→ Task input
•••••
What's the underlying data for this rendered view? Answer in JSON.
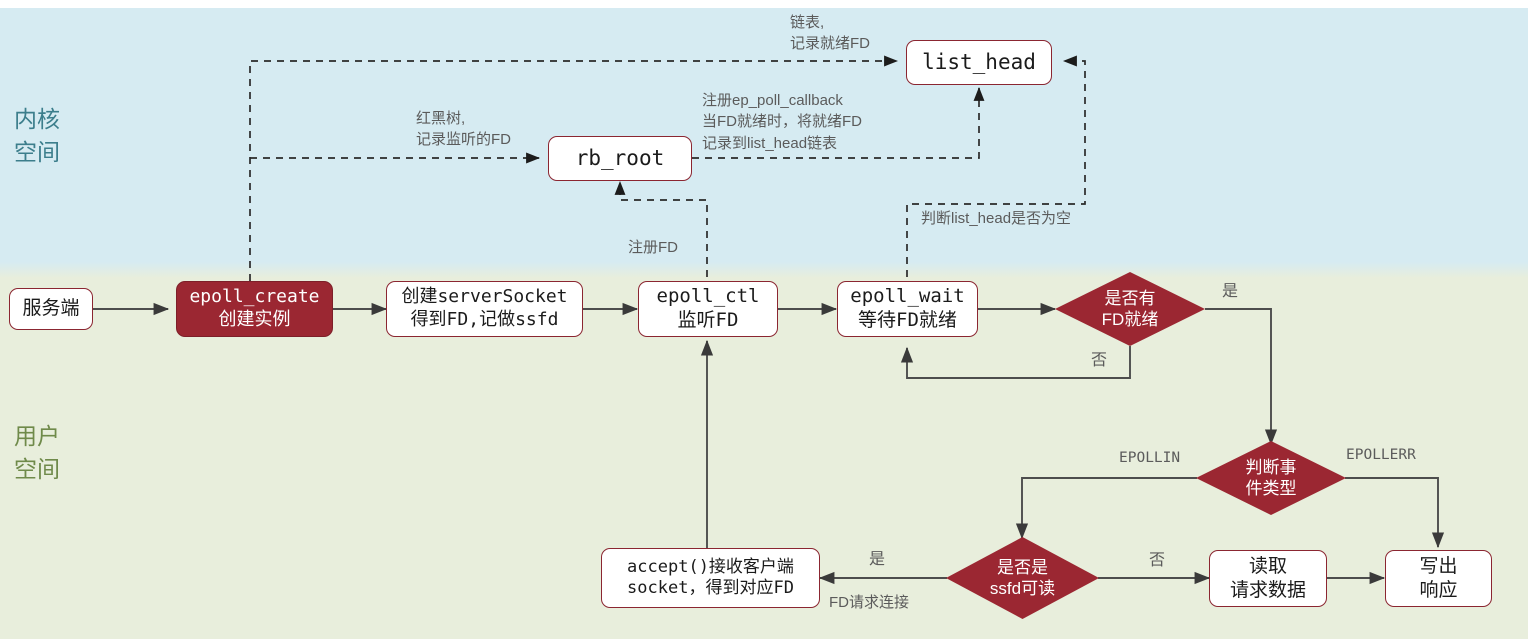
{
  "zones": {
    "kernel": {
      "label": "内核\n空间",
      "color": "#3c7e8c",
      "bg": "#d6ebf2"
    },
    "user": {
      "label": "用户\n空间",
      "color": "#6f8a4a",
      "bg": "#e8eedc"
    }
  },
  "theme": {
    "accent_dark_red": "#9b2732",
    "node_border": "#8b2631",
    "node_fill": "#fdf6f6",
    "edge_color": "#4d4d4d",
    "label_color": "#5b5b5b"
  },
  "nodes": {
    "server": {
      "label": "服务端"
    },
    "epoll_create": {
      "label": "epoll_create\n创建实例"
    },
    "create_socket": {
      "label": "创建serverSocket\n得到FD,记做ssfd"
    },
    "epoll_ctl": {
      "label": "epoll_ctl\n监听FD"
    },
    "epoll_wait": {
      "label": "epoll_wait\n等待FD就绪"
    },
    "rb_root": {
      "label": "rb_root"
    },
    "list_head": {
      "label": "list_head"
    },
    "accept": {
      "label": "accept()接收客户端\nsocket，得到对应FD"
    },
    "read_request": {
      "label": "读取\n请求数据"
    },
    "write_response": {
      "label": "写出\n响应"
    }
  },
  "decisions": {
    "fd_ready": {
      "label": "是否有\nFD就绪"
    },
    "event_type": {
      "label": "判断事\n件类型"
    },
    "ssfd_read": {
      "label": "是否是\nssfd可读"
    }
  },
  "edge_labels": {
    "rbtree": "红黑树,\n记录监听的FD",
    "linkedlist": "链表,\n记录就绪FD",
    "callback": "注册ep_poll_callback\n当FD就绪时，将就绪FD\n记录到list_head链表",
    "register_fd": "注册FD",
    "check_empty": "判断list_head是否为空",
    "ready_yes": "是",
    "ready_no": "否",
    "epollin": "EPOLLIN",
    "epollerr": "EPOLLERR",
    "ssfd_yes": "是",
    "ssfd_yes_sub": "FD请求连接",
    "ssfd_no": "否"
  }
}
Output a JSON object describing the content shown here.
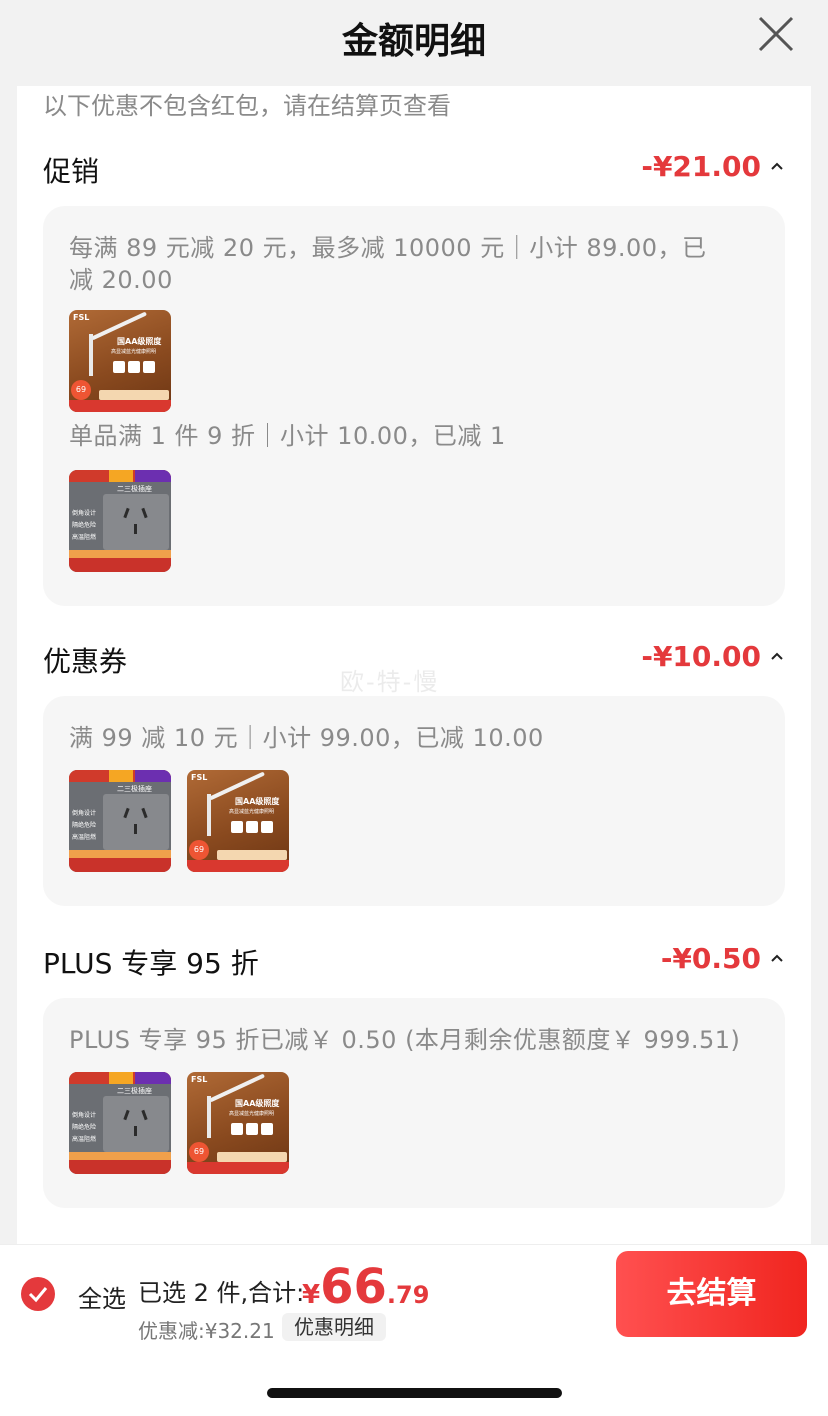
{
  "header": {
    "title": "金额明细"
  },
  "notice": "以下优惠不包含红包，请在结算页查看",
  "sections": [
    {
      "title": "促销",
      "amount": "-¥21.00",
      "rules": [
        {
          "text": "每满 89 元减 20 元，最多减 10000 元｜小计 89.00，已减 20.00"
        },
        {
          "text": "单品满 1 件 9 折｜小计 10.00，已减 1"
        }
      ]
    },
    {
      "title": "优惠券",
      "amount": "-¥10.00",
      "rules": [
        {
          "text": "满 99 减 10 元｜小计 99.00，已减 10.00"
        }
      ]
    },
    {
      "title": "PLUS 专享 95 折",
      "amount": "-¥0.50",
      "rules": [
        {
          "text": "PLUS 专享 95 折已减￥ 0.50 (本月剩余优惠额度￥ 999.51)"
        }
      ]
    }
  ],
  "products": {
    "lamp": {
      "brand": "FSL",
      "tag": "国AA级照度",
      "sub": "高显减蓝光健康照明",
      "badge": "69"
    },
    "socket": {
      "brand": "FSL 佛山照明",
      "label": "二三极插座",
      "f1": "倒角设计",
      "f2": "隔绝危险",
      "f3": "高温阻燃"
    }
  },
  "watermark": "欧-特-慢",
  "bottom": {
    "select_all": "全选",
    "selected": "已选 2 件,合计:",
    "currency": "¥",
    "total_int": "66",
    "total_dec": ".79",
    "discount": "优惠减:¥32.21",
    "detail": "优惠明细",
    "checkout": "去结算"
  },
  "colors": {
    "accent": "#e4393c",
    "checkout_bg": "#f0251f"
  }
}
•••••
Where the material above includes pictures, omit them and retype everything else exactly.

→ Reply to the task
What's the underlying data for this rendered view? Answer in JSON.
{
  "zones": {
    "kernel": {
      "label": "内核\n空间",
      "color": "#3c7e8c",
      "bg": "#d6ebf2"
    },
    "user": {
      "label": "用户\n空间",
      "color": "#6f8a4a",
      "bg": "#e8eedc"
    }
  },
  "theme": {
    "accent_dark_red": "#9b2732",
    "node_border": "#8b2631",
    "node_fill": "#fdf6f6",
    "edge_color": "#4d4d4d",
    "label_color": "#5b5b5b"
  },
  "nodes": {
    "server": {
      "label": "服务端"
    },
    "epoll_create": {
      "label": "epoll_create\n创建实例"
    },
    "create_socket": {
      "label": "创建serverSocket\n得到FD,记做ssfd"
    },
    "epoll_ctl": {
      "label": "epoll_ctl\n监听FD"
    },
    "epoll_wait": {
      "label": "epoll_wait\n等待FD就绪"
    },
    "rb_root": {
      "label": "rb_root"
    },
    "list_head": {
      "label": "list_head"
    },
    "accept": {
      "label": "accept()接收客户端\nsocket，得到对应FD"
    },
    "read_request": {
      "label": "读取\n请求数据"
    },
    "write_response": {
      "label": "写出\n响应"
    }
  },
  "decisions": {
    "fd_ready": {
      "label": "是否有\nFD就绪"
    },
    "event_type": {
      "label": "判断事\n件类型"
    },
    "ssfd_read": {
      "label": "是否是\nssfd可读"
    }
  },
  "edge_labels": {
    "rbtree": "红黑树,\n记录监听的FD",
    "linkedlist": "链表,\n记录就绪FD",
    "callback": "注册ep_poll_callback\n当FD就绪时，将就绪FD\n记录到list_head链表",
    "register_fd": "注册FD",
    "check_empty": "判断list_head是否为空",
    "ready_yes": "是",
    "ready_no": "否",
    "epollin": "EPOLLIN",
    "epollerr": "EPOLLERR",
    "ssfd_yes": "是",
    "ssfd_yes_sub": "FD请求连接",
    "ssfd_no": "否"
  }
}
Output a JSON object describing the content shown here.
{
  "header": {
    "title": "金额明细"
  },
  "notice": "以下优惠不包含红包，请在结算页查看",
  "sections": [
    {
      "title": "促销",
      "amount": "-¥21.00",
      "rules": [
        {
          "text": "每满 89 元减 20 元，最多减 10000 元｜小计 89.00，已减 20.00"
        },
        {
          "text": "单品满 1 件 9 折｜小计 10.00，已减 1"
        }
      ]
    },
    {
      "title": "优惠券",
      "amount": "-¥10.00",
      "rules": [
        {
          "text": "满 99 减 10 元｜小计 99.00，已减 10.00"
        }
      ]
    },
    {
      "title": "PLUS 专享 95 折",
      "amount": "-¥0.50",
      "rules": [
        {
          "text": "PLUS 专享 95 折已减￥ 0.50 (本月剩余优惠额度￥ 999.51)"
        }
      ]
    }
  ],
  "products": {
    "lamp": {
      "brand": "FSL",
      "tag": "国AA级照度",
      "sub": "高显减蓝光健康照明",
      "badge": "69"
    },
    "socket": {
      "brand": "FSL 佛山照明",
      "label": "二三极插座",
      "f1": "倒角设计",
      "f2": "隔绝危险",
      "f3": "高温阻燃"
    }
  },
  "watermark": "欧-特-慢",
  "bottom": {
    "select_all": "全选",
    "selected": "已选 2 件,合计:",
    "currency": "¥",
    "total_int": "66",
    "total_dec": ".79",
    "discount": "优惠减:¥32.21",
    "detail": "优惠明细",
    "checkout": "去结算"
  },
  "colors": {
    "accent": "#e4393c",
    "checkout_bg": "#f0251f"
  }
}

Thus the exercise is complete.